Michael Gallup - There is no doubt that Michael Gallup looks and plays like a rookie, but the signs are clearly there that he could be special. He reminds me of how Kenny Golladay played last year when the talent was undoubtedly on display, but the information was not fully loaded. Gallup will need help from good coaching and an offense around him that gives him opportunities, but if he is on another fantasy roster and that manager is wavering, grab him in whatever way you can.
Vance McDonald - McDonald has finally been able to string together a series of games in which he has been healthy.

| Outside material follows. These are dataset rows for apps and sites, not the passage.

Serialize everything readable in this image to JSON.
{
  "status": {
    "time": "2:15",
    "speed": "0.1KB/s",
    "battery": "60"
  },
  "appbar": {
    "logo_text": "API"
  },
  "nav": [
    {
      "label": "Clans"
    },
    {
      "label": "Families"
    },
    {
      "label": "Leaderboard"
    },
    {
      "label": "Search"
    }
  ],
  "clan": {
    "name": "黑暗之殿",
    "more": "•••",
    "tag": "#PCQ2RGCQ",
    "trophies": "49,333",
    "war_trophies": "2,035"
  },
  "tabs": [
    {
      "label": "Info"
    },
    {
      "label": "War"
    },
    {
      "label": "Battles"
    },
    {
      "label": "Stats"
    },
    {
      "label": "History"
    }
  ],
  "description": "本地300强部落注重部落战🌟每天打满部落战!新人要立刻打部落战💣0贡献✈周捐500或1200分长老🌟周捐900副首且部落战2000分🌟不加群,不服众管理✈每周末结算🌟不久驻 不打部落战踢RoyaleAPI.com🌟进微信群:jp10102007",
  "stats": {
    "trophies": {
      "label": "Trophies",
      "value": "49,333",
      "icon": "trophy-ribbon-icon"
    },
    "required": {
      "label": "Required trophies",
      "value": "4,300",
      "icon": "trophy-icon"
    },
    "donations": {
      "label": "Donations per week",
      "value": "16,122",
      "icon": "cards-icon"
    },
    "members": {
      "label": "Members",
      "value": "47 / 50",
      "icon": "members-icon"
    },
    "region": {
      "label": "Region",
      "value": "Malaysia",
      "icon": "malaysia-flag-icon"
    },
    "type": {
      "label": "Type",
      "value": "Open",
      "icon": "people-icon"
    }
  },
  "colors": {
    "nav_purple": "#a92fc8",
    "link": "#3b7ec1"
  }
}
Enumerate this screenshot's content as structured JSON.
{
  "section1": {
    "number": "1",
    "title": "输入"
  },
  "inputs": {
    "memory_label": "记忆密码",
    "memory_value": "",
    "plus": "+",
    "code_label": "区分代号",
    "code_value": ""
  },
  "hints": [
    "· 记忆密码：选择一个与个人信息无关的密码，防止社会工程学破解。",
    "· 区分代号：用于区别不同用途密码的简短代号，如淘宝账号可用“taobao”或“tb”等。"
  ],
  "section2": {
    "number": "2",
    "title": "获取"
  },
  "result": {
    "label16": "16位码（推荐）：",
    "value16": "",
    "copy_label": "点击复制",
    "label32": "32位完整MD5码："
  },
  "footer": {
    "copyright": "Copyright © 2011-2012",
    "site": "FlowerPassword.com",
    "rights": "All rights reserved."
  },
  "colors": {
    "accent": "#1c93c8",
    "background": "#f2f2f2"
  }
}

He has been simply dominant in a year where good tight ends are hard to come by. With Pittsburgh’s offense rolling, there is a strong possibility McDonald can finish the year in the top five among the position, making him an interesting consideration to acquire via trade if your team is contending, but you need a little help with that particular spot on your roster.
Ricky Seals-Jones - In a somewhat barren year for tight end production, players like Ricky Seals-Jones are getting seriously looked at for production from desperate managers. Seals-Jones is a second-year undrafted free agent who burst onto the scene with three touchdowns in his first two games last year. Production has dried up since then, but he seems to be attracting the attention of rookie quarterback Josh Rosen in the last few weeks. If he is a free agent, he needs to be added if you are struggling at the position.
Austin Hooper - Austin Hooper is rapidly escalating from borderline starter to must start every week. Over the last five weeks, he has had two nine catch games and a double-figure one as well. Add in a couple of touchdowns and his ascent into the elite is almost complete. The Falcons have many targets, so he will put in some so-so weeks as well, but when the Falcons feel they can utilize his strengths, he will dominate.
Zach Ertz - I’ve moved Ertz up to TE1. His season is flying under the radar a bit. If he keeps playing at a high level, he could end up having one of the greatest tight end seasons off all time. At his current pace, Ertz would finish the season with 133 catches for 1,403 yards.
Austin Hooper - Hooper was my favorite breakout candidate this offseason, and we are starting to see him emerge as a legitimate weekly TE1. In fact, Hooper ranks as the TE7 over halfway through the season. Plus, he just turned 24-years old in October. With tight ends notoriously late developing, we don’t yet know how much upside Hooper truly possesses.